Contributing

CI Status Coverage Code style: black CircleCI Documentation Status

Code Style

Code style is tested using flake8, with the configuration set in .flake8, and code formatted with black.

Installing with jupyter-cache[code_style] makes the pre-commit package available, which will ensure this style is met before commits are submitted, by reformatting the code and testing for lint errors. It can be setup by:

>> cd jupyter-cache
>> pre-commit install

Optionally you can run black and flake8 separately:

>> black .
>> flake8 .

Editors like VS Code also have automatic code reformat utilities, which can adhere to this standard.

All functions and class methods should be annotated with types and include a docstring. The prefered docstring format is outlined in jupyter-cache/docstring.fmt.mustache and can be used automatically with the autodocstring VS Code extension.

Testing

For code tests:

>> cd jupyter-cache
>> pytest

For documentation build tests:

>> cd jupyter-cache/docs
>> make clean
>> make html-strict

Pull Requests

To contribute, make Pull Requests to the master branch (this is the default branch). A PR can consist of one or multiple commits. Before you open a PR, make sure to clean up your commit history and create the commits that you think best divide up the total work as outlined above (use git rebase and git commit --amend). Ensure all commit messages clearly summarise the changes in the header and the problem that this commit is solving in the body.

Merging pull requests: There are three ways of ‘merging’ pull requests on GitHub:

  • Squash and merge: take all commits, squash them into a single one and put it on top of the base branch. Choose this for pull requests that address a single issue and are well represented by a single commit. Make sure to clean the commit message (title & body)

  • Rebase and merge: take all commits and ‘recreate’ them on top of the base branch. All commits will be recreated with new hashes. Choose this for pull requests that require more than a single commit. Examples: PRs that contain multiple commits with individually significant changes; PRs that have commits from different authors (squashing commits would remove attribution)
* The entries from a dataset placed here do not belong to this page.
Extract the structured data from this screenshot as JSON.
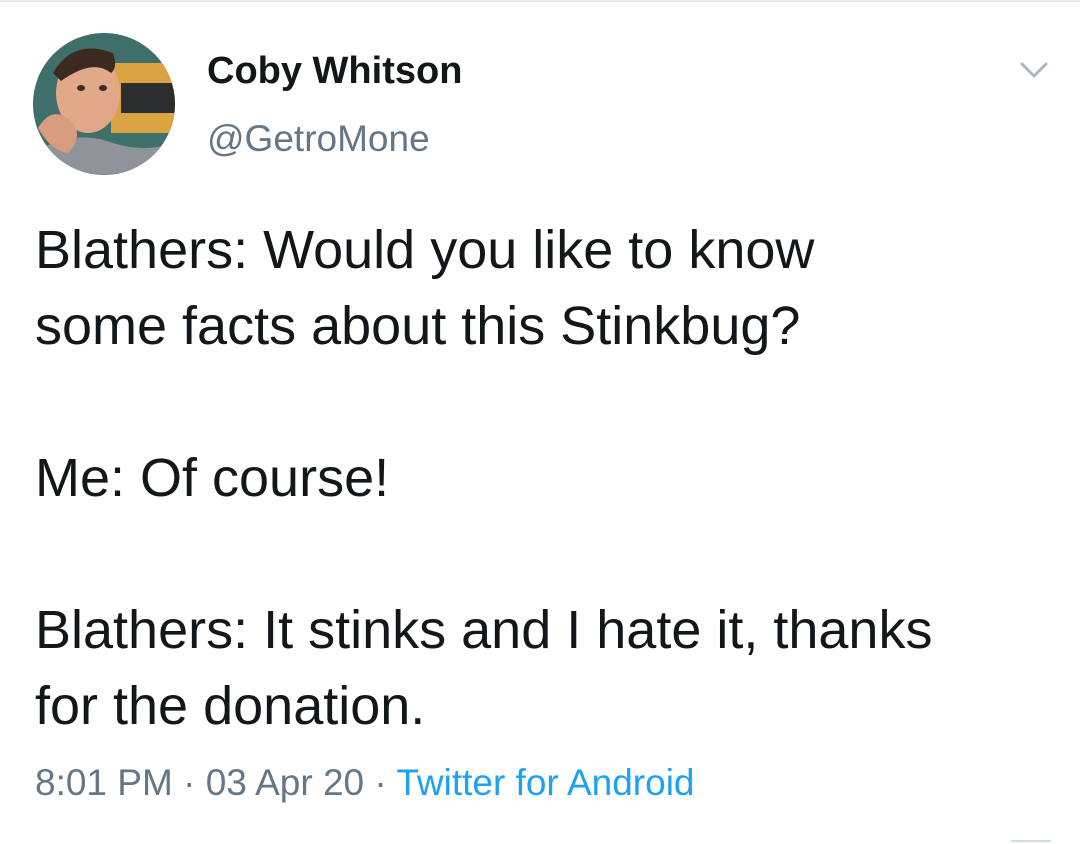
{
  "tweet": {
    "author": {
      "name": "Coby Whitson",
      "handle": "@GetroMone"
    },
    "text_lines": [
      "Blathers: Would you like to know",
      "some facts about this Stinkbug?",
      "Me: Of course!",
      "Blathers: It stinks and I hate it, thanks",
      "for the donation."
    ],
    "meta": {
      "time": "8:01 PM",
      "separator_1": " · ",
      "date": "03 Apr 20",
      "separator_2": " · ",
      "source": "Twitter for Android"
    }
  },
  "icons": {
    "avatar": "profile-photo",
    "caret": "chevron-down-icon"
  },
  "colors": {
    "text": "#14171a",
    "secondary": "#657786",
    "link": "#1da1f2",
    "caret": "#aab8c2"
  }
}
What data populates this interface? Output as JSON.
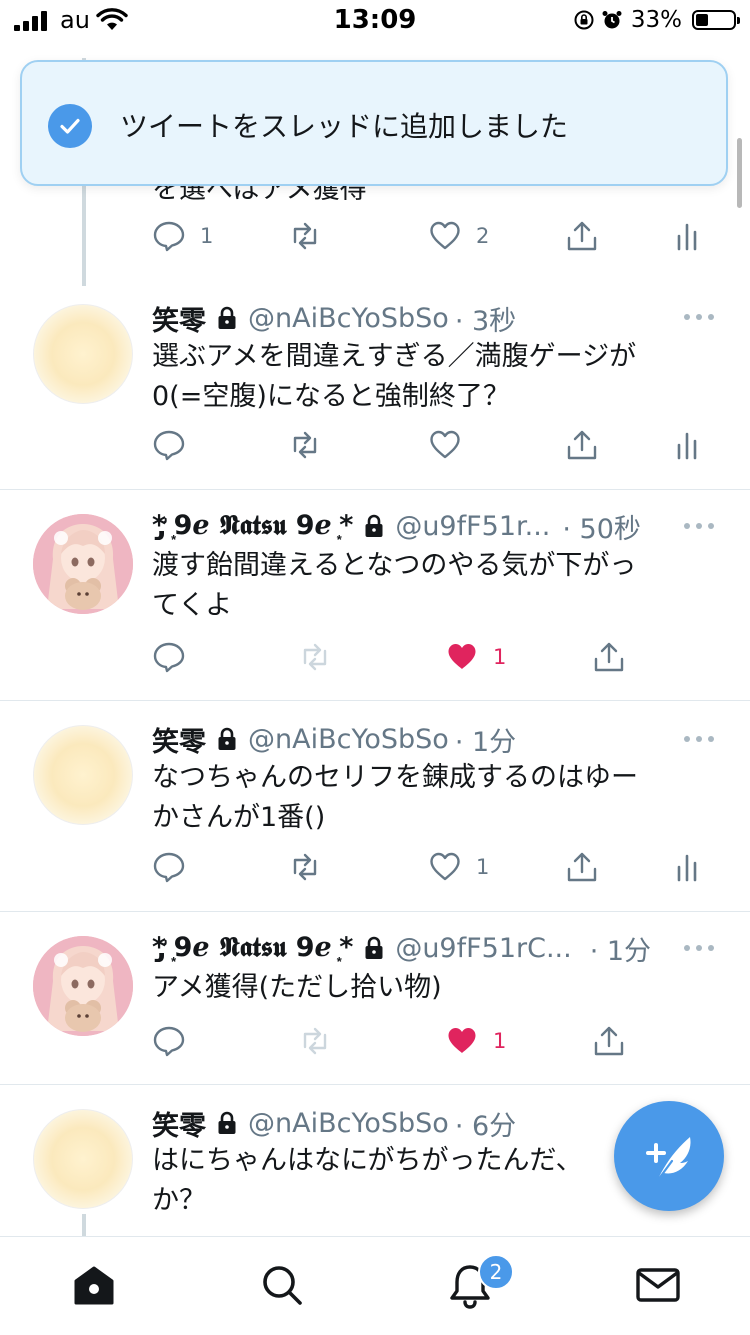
{
  "status_bar": {
    "carrier": "au",
    "time": "13:09",
    "battery_percent": "33%"
  },
  "toast": {
    "message": "ツイートをスレッドに追加しました"
  },
  "partial_tweet": {
    "text_fragment": "を選べばアメ獲得",
    "reply_count": "1",
    "like_count": "2"
  },
  "tweets": [
    {
      "name": "笑零",
      "handle": "@nAiBcYoSbSo",
      "time": "· 3秒",
      "text": "選ぶアメを間違えすぎる／満腹ゲージが\n0(=空腹)になると強制終了？",
      "reply_count": "",
      "retweet_count": "",
      "like_count": "",
      "liked": false
    },
    {
      "name": "*̡̛ ͙9ℯ 𝕹𝖆𝖙𝖘𝖚 9ℯ ͙*",
      "handle": "@u9fF51r...",
      "time": "· 50秒",
      "text": "渡す飴間違えるとなつのやる気が下がっ\nてくよ",
      "reply_count": "",
      "retweet_count": "",
      "like_count": "1",
      "liked": true
    },
    {
      "name": "笑零",
      "handle": "@nAiBcYoSbSo",
      "time": "· 1分",
      "text": "なつちゃんのセリフを錬成するのはゆー\nかさんが1番()",
      "reply_count": "",
      "retweet_count": "",
      "like_count": "1",
      "liked": false
    },
    {
      "name": "*̡̛ ͙9ℯ 𝕹𝖆𝖙𝖘𝖚 9ℯ ͙*",
      "handle": "@u9fF51rC...",
      "time": "· 1分",
      "text": "アメ獲得(ただし拾い物)",
      "reply_count": "",
      "retweet_count": "",
      "like_count": "1",
      "liked": true
    },
    {
      "name": "笑零",
      "handle": "@nAiBcYoSbSo",
      "time": "· 6分",
      "text": "はにちゃんはなにがちがったんだ、\nか？",
      "reply_count": "",
      "retweet_count": "",
      "like_count": "",
      "liked": false
    }
  ],
  "tab_bar": {
    "notification_badge": "2"
  },
  "colors": {
    "accent": "#4a99e9",
    "like_red": "#e0245e",
    "muted": "#657786"
  }
}
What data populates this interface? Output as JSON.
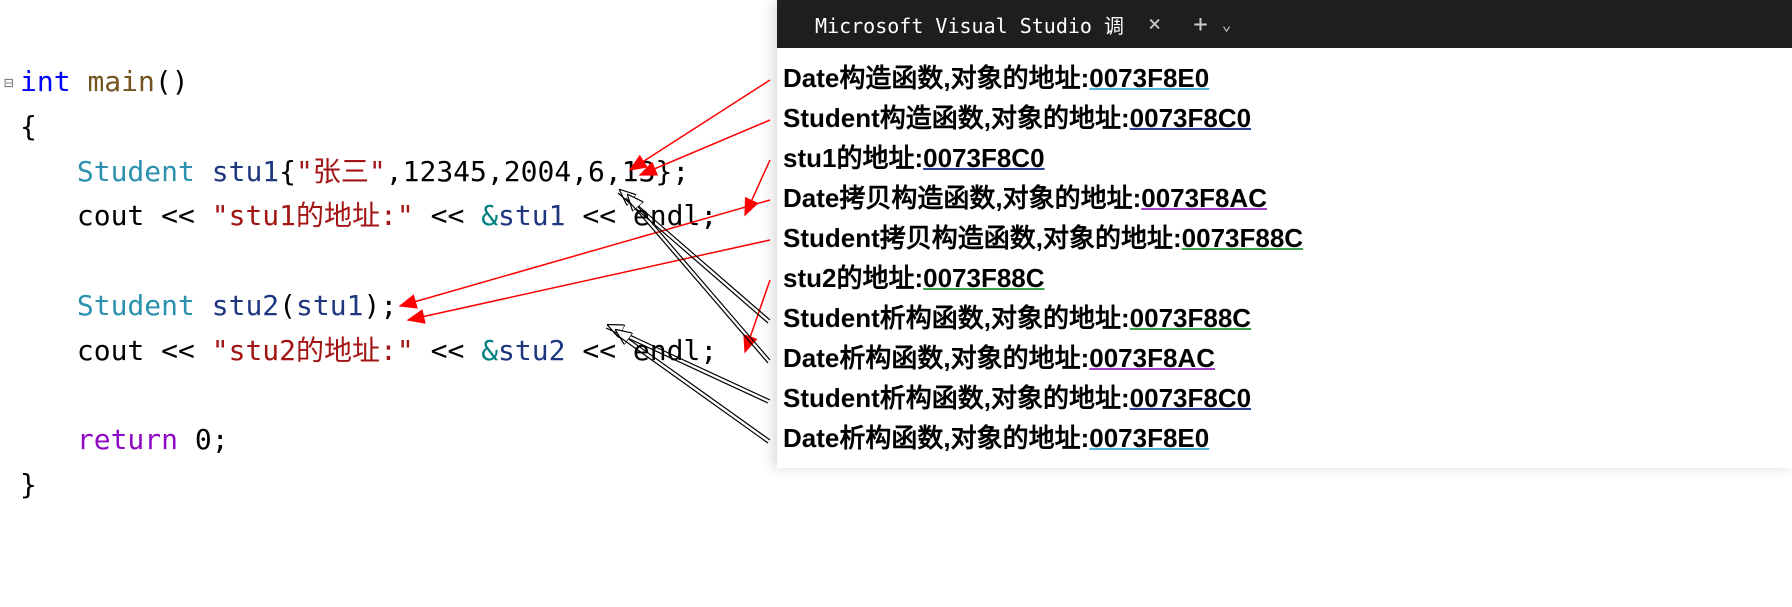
{
  "code": {
    "sig_int": "int",
    "sig_main": "main",
    "sig_paren": "()",
    "brace_open": "{",
    "brace_close": "}",
    "line1": {
      "type": "Student",
      "var": "stu1",
      "brace_l": "{",
      "str": "\"张三\"",
      "args": ",12345,2004,6,13",
      "brace_r": "};"
    },
    "line2": {
      "cout": "cout",
      "op1": " << ",
      "str": "\"stu1的地址:\"",
      "op2": " << ",
      "amp": "&",
      "var": "stu1",
      "op3": " << ",
      "endl": "endl",
      "semi": ";"
    },
    "line3": {
      "type": "Student",
      "var": "stu2",
      "paren_l": "(",
      "arg": "stu1",
      "paren_r": ");"
    },
    "line4": {
      "cout": "cout",
      "op1": " << ",
      "str": "\"stu2的地址:\"",
      "op2": " << ",
      "amp": "&",
      "var": "stu2",
      "op3": " << ",
      "endl": "endl",
      "semi": ";"
    },
    "return_kw": "return",
    "return_val": " 0;"
  },
  "debug": {
    "title": "Microsoft Visual Studio 调",
    "close": "×",
    "plus": "+",
    "chevron": "⌄",
    "lines": [
      {
        "text": "Date构造函数,对象的地址:",
        "addr": "0073F8E0",
        "ul": "ul-cyan"
      },
      {
        "text": "Student构造函数,对象的地址:",
        "addr": "0073F8C0",
        "ul": "ul-blue"
      },
      {
        "text": "stu1的地址:",
        "addr": "0073F8C0",
        "ul": "ul-blue"
      },
      {
        "text": "Date拷贝构造函数,对象的地址:",
        "addr": "0073F8AC",
        "ul": "ul-purple"
      },
      {
        "text": "Student拷贝构造函数,对象的地址:",
        "addr": "0073F88C",
        "ul": "ul-green"
      },
      {
        "text": "stu2的地址:",
        "addr": "0073F88C",
        "ul": "ul-green"
      },
      {
        "text": "Student析构函数,对象的地址:",
        "addr": "0073F88C",
        "ul": "ul-green"
      },
      {
        "text": "Date析构函数,对象的地址:",
        "addr": "0073F8AC",
        "ul": "ul-purple"
      },
      {
        "text": "Student析构函数,对象的地址:",
        "addr": "0073F8C0",
        "ul": "ul-blue"
      },
      {
        "text": "Date析构函数,对象的地址:",
        "addr": "0073F8E0",
        "ul": "ul-cyan"
      }
    ]
  }
}
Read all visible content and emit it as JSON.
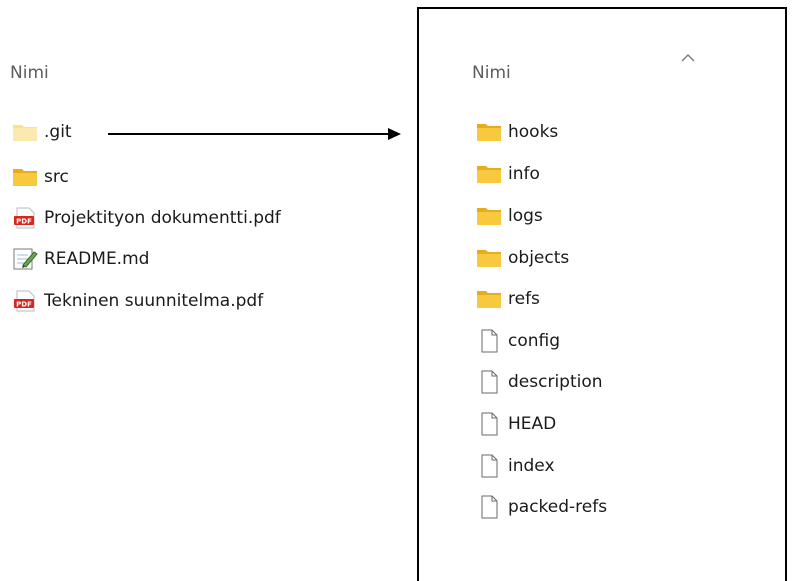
{
  "left_pane": {
    "column_header": "Nimi",
    "items": [
      {
        "name": ".git",
        "icon": "folder-icon"
      },
      {
        "name": "src",
        "icon": "folder-icon"
      },
      {
        "name": "Projektityon dokumentti.pdf",
        "icon": "pdf-icon"
      },
      {
        "name": "README.md",
        "icon": "notepad-icon"
      },
      {
        "name": "Tekninen suunnitelma.pdf",
        "icon": "pdf-icon"
      }
    ]
  },
  "right_pane": {
    "column_header": "Nimi",
    "sort_indicator": "chevron-up-icon",
    "items": [
      {
        "name": "hooks",
        "icon": "folder-icon"
      },
      {
        "name": "info",
        "icon": "folder-icon"
      },
      {
        "name": "logs",
        "icon": "folder-icon"
      },
      {
        "name": "objects",
        "icon": "folder-icon"
      },
      {
        "name": "refs",
        "icon": "folder-icon"
      },
      {
        "name": "config",
        "icon": "file-icon"
      },
      {
        "name": "description",
        "icon": "file-icon"
      },
      {
        "name": "HEAD",
        "icon": "file-icon"
      },
      {
        "name": "index",
        "icon": "file-icon"
      },
      {
        "name": "packed-refs",
        "icon": "file-icon"
      }
    ]
  },
  "colors": {
    "folder": "#f8c93e",
    "folder_dark": "#e6ac1a",
    "pdf_red": "#d9261c",
    "header_text": "#5c5c5c"
  }
}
  • Merge with merge commit: put all commits as they are on the base branch, with a merge commit on top Choose for collaborative PRs with many commits. Here, the merge commit provides actual benefits.